Cardiff University | Prifysgol Caerdydd ORCA
Online Research @ Cardiff 
WelshClear Cookie - decide language by browser settings

The changing role of veterinary expertise in the food chain

Enticott, Gareth Paul ORCID:, Donaldson, Andrew, Lowe, Philip, Power, Megan, Proctor, Amy and Wilkinson, Katy 2011. The changing role of veterinary expertise in the food chain. Philosophical Transactions of the Royal Society B - Biological Sciences 366 (1573) , pp. 1955-1965. 10.1098/rstb.2010.0408

Full text not available from this repository.

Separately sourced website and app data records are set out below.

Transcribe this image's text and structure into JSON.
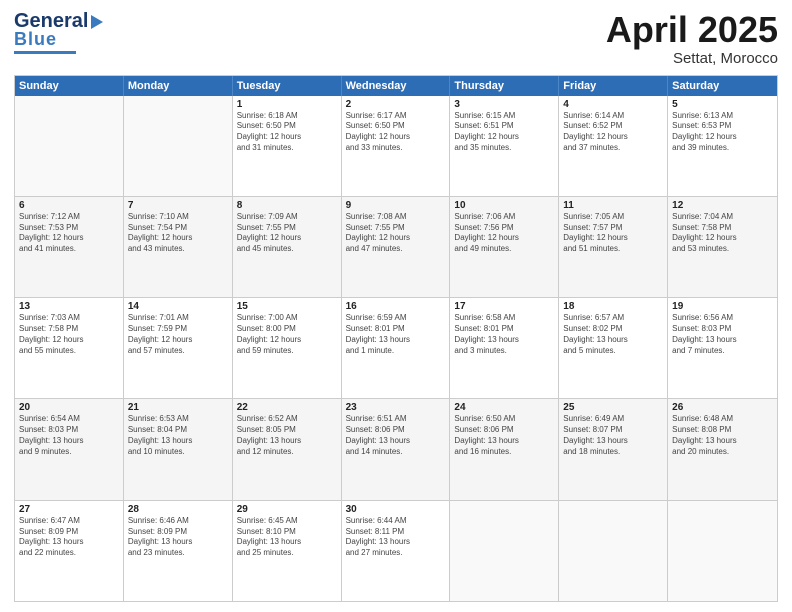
{
  "header": {
    "logo_general": "General",
    "logo_blue": "Blue",
    "main_title": "April 2025",
    "subtitle": "Settat, Morocco"
  },
  "days": [
    "Sunday",
    "Monday",
    "Tuesday",
    "Wednesday",
    "Thursday",
    "Friday",
    "Saturday"
  ],
  "weeks": [
    [
      {
        "day": "",
        "content": ""
      },
      {
        "day": "",
        "content": ""
      },
      {
        "day": "1",
        "content": "Sunrise: 6:18 AM\nSunset: 6:50 PM\nDaylight: 12 hours\nand 31 minutes."
      },
      {
        "day": "2",
        "content": "Sunrise: 6:17 AM\nSunset: 6:50 PM\nDaylight: 12 hours\nand 33 minutes."
      },
      {
        "day": "3",
        "content": "Sunrise: 6:15 AM\nSunset: 6:51 PM\nDaylight: 12 hours\nand 35 minutes."
      },
      {
        "day": "4",
        "content": "Sunrise: 6:14 AM\nSunset: 6:52 PM\nDaylight: 12 hours\nand 37 minutes."
      },
      {
        "day": "5",
        "content": "Sunrise: 6:13 AM\nSunset: 6:53 PM\nDaylight: 12 hours\nand 39 minutes."
      }
    ],
    [
      {
        "day": "6",
        "content": "Sunrise: 7:12 AM\nSunset: 7:53 PM\nDaylight: 12 hours\nand 41 minutes."
      },
      {
        "day": "7",
        "content": "Sunrise: 7:10 AM\nSunset: 7:54 PM\nDaylight: 12 hours\nand 43 minutes."
      },
      {
        "day": "8",
        "content": "Sunrise: 7:09 AM\nSunset: 7:55 PM\nDaylight: 12 hours\nand 45 minutes."
      },
      {
        "day": "9",
        "content": "Sunrise: 7:08 AM\nSunset: 7:55 PM\nDaylight: 12 hours\nand 47 minutes."
      },
      {
        "day": "10",
        "content": "Sunrise: 7:06 AM\nSunset: 7:56 PM\nDaylight: 12 hours\nand 49 minutes."
      },
      {
        "day": "11",
        "content": "Sunrise: 7:05 AM\nSunset: 7:57 PM\nDaylight: 12 hours\nand 51 minutes."
      },
      {
        "day": "12",
        "content": "Sunrise: 7:04 AM\nSunset: 7:58 PM\nDaylight: 12 hours\nand 53 minutes."
      }
    ],
    [
      {
        "day": "13",
        "content": "Sunrise: 7:03 AM\nSunset: 7:58 PM\nDaylight: 12 hours\nand 55 minutes."
      },
      {
        "day": "14",
        "content": "Sunrise: 7:01 AM\nSunset: 7:59 PM\nDaylight: 12 hours\nand 57 minutes."
      },
      {
        "day": "15",
        "content": "Sunrise: 7:00 AM\nSunset: 8:00 PM\nDaylight: 12 hours\nand 59 minutes."
      },
      {
        "day": "16",
        "content": "Sunrise: 6:59 AM\nSunset: 8:01 PM\nDaylight: 13 hours\nand 1 minute."
      },
      {
        "day": "17",
        "content": "Sunrise: 6:58 AM\nSunset: 8:01 PM\nDaylight: 13 hours\nand 3 minutes."
      },
      {
        "day": "18",
        "content": "Sunrise: 6:57 AM\nSunset: 8:02 PM\nDaylight: 13 hours\nand 5 minutes."
      },
      {
        "day": "19",
        "content": "Sunrise: 6:56 AM\nSunset: 8:03 PM\nDaylight: 13 hours\nand 7 minutes."
      }
    ],
    [
      {
        "day": "20",
        "content": "Sunrise: 6:54 AM\nSunset: 8:03 PM\nDaylight: 13 hours\nand 9 minutes."
      },
      {
        "day": "21",
        "content": "Sunrise: 6:53 AM\nSunset: 8:04 PM\nDaylight: 13 hours\nand 10 minutes."
      },
      {
        "day": "22",
        "content": "Sunrise: 6:52 AM\nSunset: 8:05 PM\nDaylight: 13 hours\nand 12 minutes."
      },
      {
        "day": "23",
        "content": "Sunrise: 6:51 AM\nSunset: 8:06 PM\nDaylight: 13 hours\nand 14 minutes."
      },
      {
        "day": "24",
        "content": "Sunrise: 6:50 AM\nSunset: 8:06 PM\nDaylight: 13 hours\nand 16 minutes."
      },
      {
        "day": "25",
        "content": "Sunrise: 6:49 AM\nSunset: 8:07 PM\nDaylight: 13 hours\nand 18 minutes."
      },
      {
        "day": "26",
        "content": "Sunrise: 6:48 AM\nSunset: 8:08 PM\nDaylight: 13 hours\nand 20 minutes."
      }
    ],
    [
      {
        "day": "27",
        "content": "Sunrise: 6:47 AM\nSunset: 8:09 PM\nDaylight: 13 hours\nand 22 minutes."
      },
      {
        "day": "28",
        "content": "Sunrise: 6:46 AM\nSunset: 8:09 PM\nDaylight: 13 hours\nand 23 minutes."
      },
      {
        "day": "29",
        "content": "Sunrise: 6:45 AM\nSunset: 8:10 PM\nDaylight: 13 hours\nand 25 minutes."
      },
      {
        "day": "30",
        "content": "Sunrise: 6:44 AM\nSunset: 8:11 PM\nDaylight: 13 hours\nand 27 minutes."
      },
      {
        "day": "",
        "content": ""
      },
      {
        "day": "",
        "content": ""
      },
      {
        "day": "",
        "content": ""
      }
    ]
  ]
}
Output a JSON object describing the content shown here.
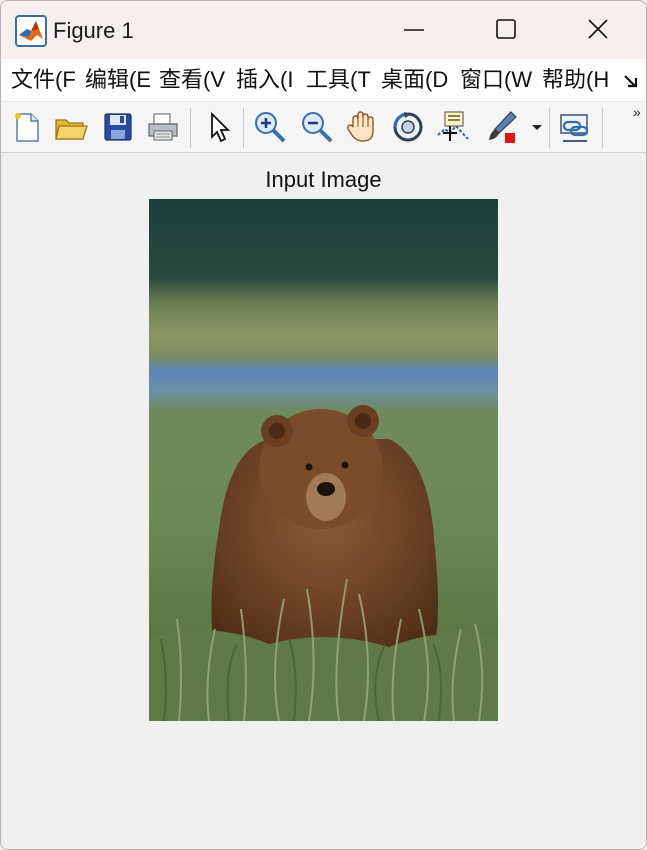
{
  "window": {
    "title": "Figure 1",
    "icon": "matlab-icon",
    "controls": [
      "minimize-icon",
      "maximize-icon",
      "close-icon"
    ]
  },
  "menubar": {
    "items": [
      {
        "label": "文件(F"
      },
      {
        "label": "编辑(E"
      },
      {
        "label": "查看(V"
      },
      {
        "label": "插入(I"
      },
      {
        "label": "工具(T"
      },
      {
        "label": "桌面(D"
      },
      {
        "label": "窗口(W"
      },
      {
        "label": "帮助(H"
      }
    ],
    "overflow_icon": "menu-overflow-arrow-icon"
  },
  "toolbar": {
    "items": [
      {
        "icon": "new-figure-icon"
      },
      {
        "icon": "open-file-icon"
      },
      {
        "icon": "save-icon"
      },
      {
        "icon": "print-icon"
      },
      {
        "icon": "select-pointer-icon"
      },
      {
        "icon": "zoom-in-icon"
      },
      {
        "icon": "zoom-out-icon"
      },
      {
        "icon": "pan-hand-icon"
      },
      {
        "icon": "rotate-3d-icon"
      },
      {
        "icon": "data-cursor-icon"
      },
      {
        "icon": "brush-icon"
      },
      {
        "icon": "dropdown-arrow-icon"
      },
      {
        "icon": "link-plot-icon"
      }
    ],
    "overflow_label": "»"
  },
  "figure": {
    "axes_title": "Input Image",
    "image_subject": "brown bear sitting in grass"
  },
  "colors": {
    "titlebar": "#f7eeee",
    "menubar": "#ffffff",
    "toolbar": "#f5f5f5",
    "figure_bg": "#f0f0f0"
  }
}
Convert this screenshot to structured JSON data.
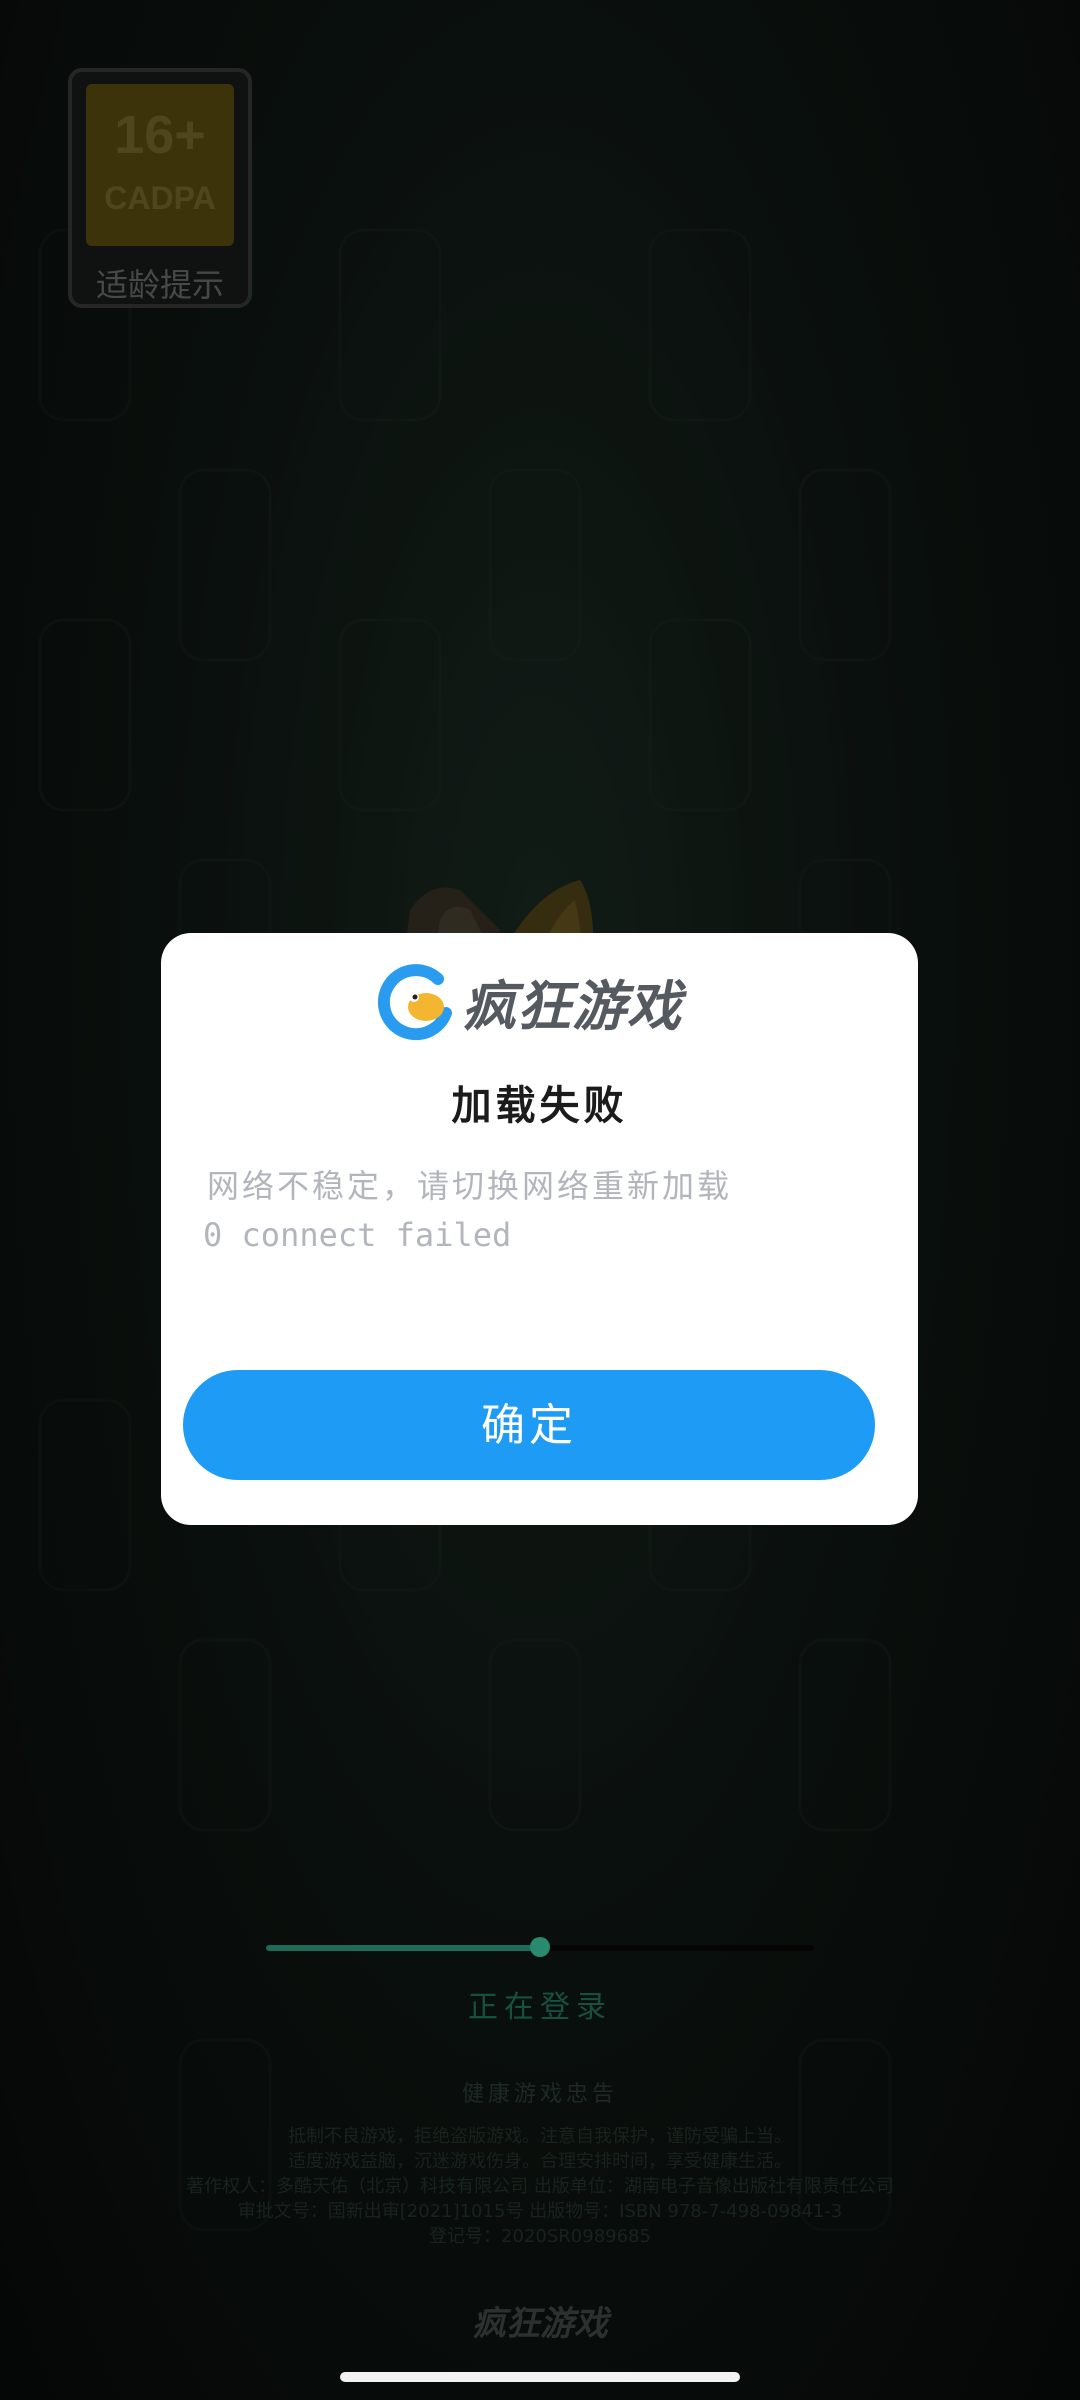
{
  "age_badge": {
    "rating": "16+",
    "org": "CADPA",
    "label": "适龄提示"
  },
  "dialog": {
    "brand": "疯狂游戏",
    "title": "加载失败",
    "message": "网络不稳定，请切换网络重新加载",
    "error": "0 connect failed",
    "confirm_label": "确定"
  },
  "loading": {
    "progress": 0.5,
    "status": "正在登录"
  },
  "health_notice": {
    "title": "健康游戏忠告",
    "lines": [
      "抵制不良游戏，拒绝盗版游戏。注意自我保护，谨防受骗上当。",
      "适度游戏益脑，沉迷游戏伤身。合理安排时间，享受健康生活。",
      "著作权人：多酷天佑（北京）科技有限公司  出版单位：湖南电子音像出版社有限责任公司",
      "审批文号：国新出审[2021]1015号  出版物号：ISBN 978-7-498-09841-3",
      "登记号：2020SR0989685"
    ]
  },
  "footer": {
    "brand": "疯狂游戏"
  },
  "colors": {
    "primary_button": "#1e9bf5",
    "logo_blue": "#2a9cf0",
    "logo_yellow": "#f4b630"
  }
}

This paper analyses how the changing governance of animal health has impacted upon veterinary expertise and its role in providing public health benefits. It argues that the social sciences can play an important role in understanding the nature of these changes, but also that their ideas and methods are, in part, responsible for them. The paper begins by examining how veterinary expertise came to be crucial to the regulation of the food chain in the twentieth century. The relationship between the veterinary profession and the state proved mutually beneficial, allowing the state to address the problems of animal health, and the veterinary profession to become identified as central to public health and food supply. However, this relationship has been gradually eroded by the application of neoliberal management techniques to the governance of animal health. This paper traces the impact of these techniques that have caused widespread unease within and beyond the veterinary profession about the consequences for its role in maintaining the public good of animal health. In conclusion, this paper suggests that the development of the social sciences in relation to animal health could contribute more helpfully to further changes in veterinary expertise.

Item Type: Article
Date Type: Publication
Status: Published
Schools: Geography and Planning (GEOPL)
Subjects: Q Science > Q Science (General)
S Agriculture > SF Animal culture
T Technology > TX Home economics
Uncontrolled Keywords: Veterinary expertise; Neoliberalism; Animal disease Governance; Regulation
Publisher: The Royal Society
ISSN: 0962-8436
Last Modified: 18 Oct 2022 12:36

Citation Data

Cited 40 times in Scopus. View in Scopus. Powered By Scopus® Data

Actions (repository staff only)

Edit Item Edit Item